[[ Entries supplied, beginning ]]

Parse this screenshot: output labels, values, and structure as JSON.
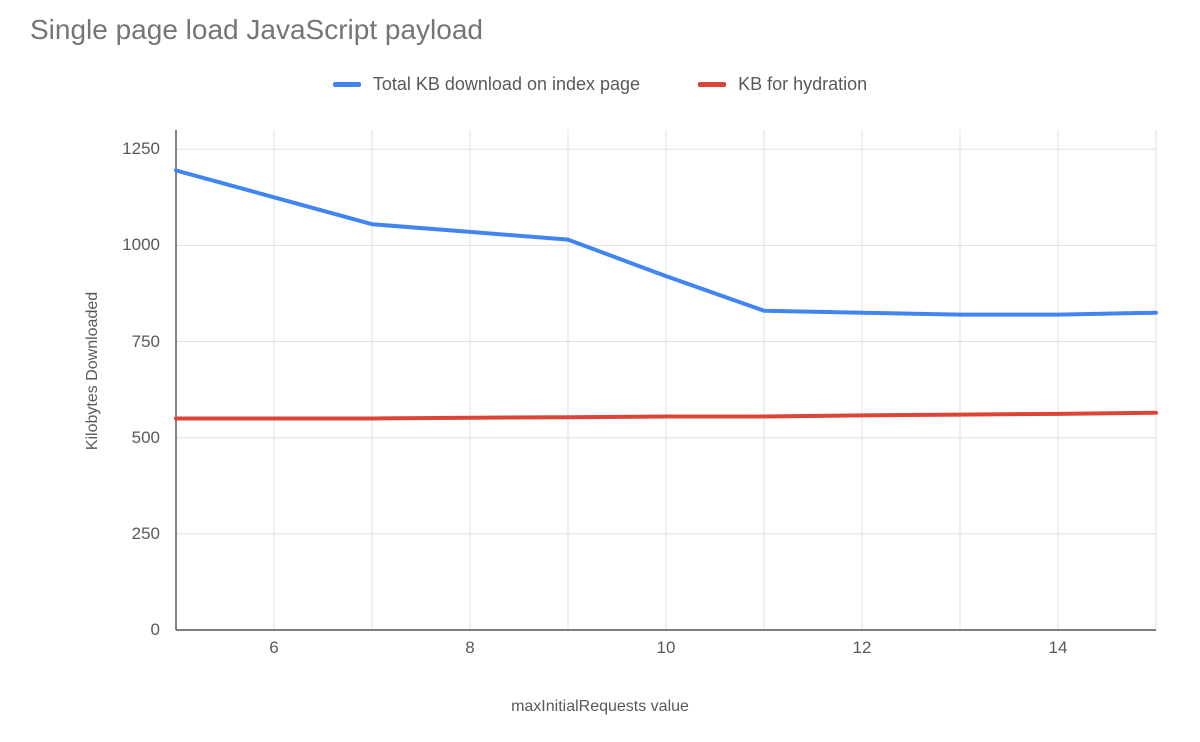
{
  "chart_data": {
    "type": "line",
    "title": "Single page load JavaScript payload",
    "xlabel": "maxInitialRequests value",
    "ylabel": "Kilobytes Downloaded",
    "x": [
      5,
      6,
      7,
      8,
      9,
      10,
      11,
      12,
      13,
      14,
      15
    ],
    "x_ticks": [
      6,
      8,
      10,
      12,
      14
    ],
    "y_ticks": [
      0,
      250,
      500,
      750,
      1000,
      1250
    ],
    "xlim": [
      5,
      15
    ],
    "ylim": [
      0,
      1300
    ],
    "series": [
      {
        "name": "Total KB download on index page",
        "color": "#4185f3",
        "values": [
          1195,
          1125,
          1055,
          1035,
          1015,
          920,
          830,
          825,
          820,
          820,
          825
        ]
      },
      {
        "name": "KB for hydration",
        "color": "#db4437",
        "values": [
          550,
          550,
          550,
          552,
          553,
          555,
          555,
          558,
          560,
          562,
          565
        ]
      }
    ]
  }
}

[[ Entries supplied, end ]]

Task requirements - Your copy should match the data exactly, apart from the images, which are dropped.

Output for this exercise -
Parse this screenshot: output labels, values, and structure as JSON.
{
  "chart_data": {
    "type": "line",
    "title": "Single page load JavaScript payload",
    "xlabel": "maxInitialRequests value",
    "ylabel": "Kilobytes Downloaded",
    "x": [
      5,
      6,
      7,
      8,
      9,
      10,
      11,
      12,
      13,
      14,
      15
    ],
    "x_ticks": [
      6,
      8,
      10,
      12,
      14
    ],
    "y_ticks": [
      0,
      250,
      500,
      750,
      1000,
      1250
    ],
    "xlim": [
      5,
      15
    ],
    "ylim": [
      0,
      1300
    ],
    "series": [
      {
        "name": "Total KB download on index page",
        "color": "#4185f3",
        "values": [
          1195,
          1125,
          1055,
          1035,
          1015,
          920,
          830,
          825,
          820,
          820,
          825
        ]
      },
      {
        "name": "KB for hydration",
        "color": "#db4437",
        "values": [
          550,
          550,
          550,
          552,
          553,
          555,
          555,
          558,
          560,
          562,
          565
        ]
      }
    ]
  }
}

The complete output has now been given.